Guest post by Fabrice Jaumont 

Back from DC where I proudly supported the efforts of DC Immersion and its wonderful team in what is now referred to as the Bilingual Revolution in DC. During these three days, I took part in no less than 9 events and talked about my book, the role of parents in creating dual language programs, and how these could benefit DC public schools. I stopped by in all 8 Wards and met with community leaders, elected officials, motivated parents, and bilingual educators, while explaining how NYC parents and educators have created new dual language programs in a dozen of languages.

The conversations were always passionate and touched on subjects as varied as equity, segregation, gentrification, race, economic opportunities, workforce development, and of course, the advantages of bilingualism and dual language education. It is clear to me that, of all cities, Washington needs to invest a lot more in dual language education as the demand is clearly there and as it would significantly benefit all its citizens. Not doing so would be a mistake when considering the many States and cities across the country which are already implementing dual language programs. In my talks, I often present the cases of Utah, Delaware, and Georgia as great examples of how States can make a U-Turn and invest massively in dual language education.

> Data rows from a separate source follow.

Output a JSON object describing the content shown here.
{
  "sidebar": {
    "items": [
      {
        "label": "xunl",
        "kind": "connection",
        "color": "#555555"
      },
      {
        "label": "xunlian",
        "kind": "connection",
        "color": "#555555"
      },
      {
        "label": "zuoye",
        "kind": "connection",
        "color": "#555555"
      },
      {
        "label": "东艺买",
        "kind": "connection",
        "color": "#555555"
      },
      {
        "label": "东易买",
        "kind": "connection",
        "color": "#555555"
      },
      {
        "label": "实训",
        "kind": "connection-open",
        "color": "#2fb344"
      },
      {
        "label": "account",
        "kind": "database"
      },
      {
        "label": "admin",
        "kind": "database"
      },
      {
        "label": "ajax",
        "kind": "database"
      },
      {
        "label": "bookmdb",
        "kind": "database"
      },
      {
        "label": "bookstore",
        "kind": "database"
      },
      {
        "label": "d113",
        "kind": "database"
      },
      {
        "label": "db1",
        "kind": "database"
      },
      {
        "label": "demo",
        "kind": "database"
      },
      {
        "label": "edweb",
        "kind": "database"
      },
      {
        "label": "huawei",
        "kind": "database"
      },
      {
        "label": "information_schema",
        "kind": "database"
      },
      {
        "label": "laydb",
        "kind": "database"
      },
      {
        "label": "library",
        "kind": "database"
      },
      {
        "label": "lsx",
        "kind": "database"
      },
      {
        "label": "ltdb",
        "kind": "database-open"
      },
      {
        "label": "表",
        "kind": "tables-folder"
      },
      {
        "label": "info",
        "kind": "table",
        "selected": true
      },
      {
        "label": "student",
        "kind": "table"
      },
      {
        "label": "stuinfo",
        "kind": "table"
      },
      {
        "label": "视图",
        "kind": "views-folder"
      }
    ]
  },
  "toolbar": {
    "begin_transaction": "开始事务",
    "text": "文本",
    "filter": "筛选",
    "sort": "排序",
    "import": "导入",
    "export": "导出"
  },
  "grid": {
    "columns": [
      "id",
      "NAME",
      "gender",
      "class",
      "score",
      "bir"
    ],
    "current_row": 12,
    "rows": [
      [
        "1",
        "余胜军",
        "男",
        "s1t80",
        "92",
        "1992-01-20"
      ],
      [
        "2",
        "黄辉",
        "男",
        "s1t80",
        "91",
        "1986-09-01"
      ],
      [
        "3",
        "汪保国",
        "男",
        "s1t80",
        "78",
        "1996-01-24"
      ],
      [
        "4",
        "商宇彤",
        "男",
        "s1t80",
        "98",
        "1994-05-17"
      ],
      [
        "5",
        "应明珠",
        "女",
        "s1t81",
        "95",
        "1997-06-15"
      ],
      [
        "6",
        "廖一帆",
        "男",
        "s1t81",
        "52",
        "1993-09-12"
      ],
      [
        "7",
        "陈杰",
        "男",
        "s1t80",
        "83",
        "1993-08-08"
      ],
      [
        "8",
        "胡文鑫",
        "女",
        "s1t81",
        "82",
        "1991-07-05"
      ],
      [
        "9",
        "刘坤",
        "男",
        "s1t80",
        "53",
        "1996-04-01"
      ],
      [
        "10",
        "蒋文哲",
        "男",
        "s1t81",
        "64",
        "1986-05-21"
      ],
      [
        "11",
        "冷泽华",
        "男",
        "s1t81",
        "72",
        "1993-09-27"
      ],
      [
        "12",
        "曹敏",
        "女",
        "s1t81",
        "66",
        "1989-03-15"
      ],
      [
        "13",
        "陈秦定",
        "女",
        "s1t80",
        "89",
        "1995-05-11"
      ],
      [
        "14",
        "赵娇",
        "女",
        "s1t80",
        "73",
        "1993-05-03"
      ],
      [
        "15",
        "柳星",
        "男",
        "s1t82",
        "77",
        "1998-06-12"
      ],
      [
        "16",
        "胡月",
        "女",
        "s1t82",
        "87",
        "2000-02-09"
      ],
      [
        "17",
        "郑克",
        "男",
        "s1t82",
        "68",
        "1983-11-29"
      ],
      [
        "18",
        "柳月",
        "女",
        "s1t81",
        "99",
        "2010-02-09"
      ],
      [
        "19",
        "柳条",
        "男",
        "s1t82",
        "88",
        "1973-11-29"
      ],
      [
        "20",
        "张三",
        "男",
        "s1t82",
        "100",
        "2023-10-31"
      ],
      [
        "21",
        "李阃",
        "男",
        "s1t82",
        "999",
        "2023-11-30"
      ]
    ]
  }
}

The same U-Turn is desperately hoped for by many DC residents, and in particular parents, for whom a bilingual education is important not because of any connection to the past or foreign lands, but as Ofelia García said in the foreword of The Bilingual Revolution, “to recognize an American multilingual present and forge the possibilities of a more inclusive future for all American children.”